After the SALT talks with the Soviet Union in May 1972, President Nixon returned to the United States to encourage the congressional ratification of this agreement in June of that year. RN appeared before five congressional committees in order to make a few remarks about the agreements reached in Moscow and to emphasize the importance of Congress’s cooperation. Although RN was convinced of the necessity of the Antiballistic Missile Treaty, he wanted the understanding and support of the Congress:

In other words, this is not one of those cases where the President of the United States is asking the Congress and the Nation to take on blind faith a decision that he has made and in which he deeply believes.

I believe in the decision, but your questions should be directed to Dr. Kissinger and others in the Administration for the purpose of finding any weaknesses that you think in the negotiations or in the final agreements that we have made.

President Nixon described the Antiballistic Missile Treaty as a victory for both the United States and the Soviet Union because neither nation was left with a sense of having gotten a raw deal.  For this reason, RN believed that the ratification of the Antiballistic Missile Treaty was the best course of action for disarmament and last peace between the United States and the Soviet Union:

I have noted a great deal of speculation about who won and who lost in these negotiations. I have said that neither side won and neither side lost. As a matter of fact, if we were to really look at it very, very fairly, both sides won, and the whole world won.

Let me tell you why I think that is important. Where negotiations between great powers are involved, if one side wins and the other loses, clearly then you have a built-in tendency or incentive for the side that loses to break the agreement and to do everything that it can to regain the advantage.

This is an agreement which was very toughly negotiated on both sides. There are advantages in it for both sides. For that reason, each side has a vested interest, we believe, in keeping the agreement rather than breaking it.

In his closing remarks, hoping to drive his point home before his departure, President Nixon made a poignant reference to the failure of Woodrow Wilson’s League of Nations that resulted from insufficient cooperation with Congress. Having done his best to present a case for the ratification of the Antiballistic Missile Treaty, President Nixon ended his statement with an appeal to the members of Congress for an objective consideration of the 1972 agreements in spite of the fact that it was an election year.

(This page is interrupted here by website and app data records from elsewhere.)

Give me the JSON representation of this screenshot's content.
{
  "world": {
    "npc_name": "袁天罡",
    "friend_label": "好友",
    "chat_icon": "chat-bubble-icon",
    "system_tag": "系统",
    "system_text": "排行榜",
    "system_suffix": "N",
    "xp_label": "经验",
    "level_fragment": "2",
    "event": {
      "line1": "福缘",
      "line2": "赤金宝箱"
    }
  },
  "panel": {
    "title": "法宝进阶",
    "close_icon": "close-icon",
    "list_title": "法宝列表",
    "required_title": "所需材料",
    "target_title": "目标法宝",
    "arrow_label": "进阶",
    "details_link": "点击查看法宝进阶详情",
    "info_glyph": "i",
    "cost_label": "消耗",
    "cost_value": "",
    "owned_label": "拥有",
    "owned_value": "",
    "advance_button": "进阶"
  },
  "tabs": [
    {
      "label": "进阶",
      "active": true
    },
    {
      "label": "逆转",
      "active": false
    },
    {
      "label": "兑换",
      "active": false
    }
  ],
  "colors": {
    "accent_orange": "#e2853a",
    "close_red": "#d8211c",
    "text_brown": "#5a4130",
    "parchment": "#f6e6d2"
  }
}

Busy man that RN was, he had to leave the briefing early in order to welcome the President of Mexico to the White House, but he left the congressional committees in the capable hands of his National Security Advisor Henry Kissinger.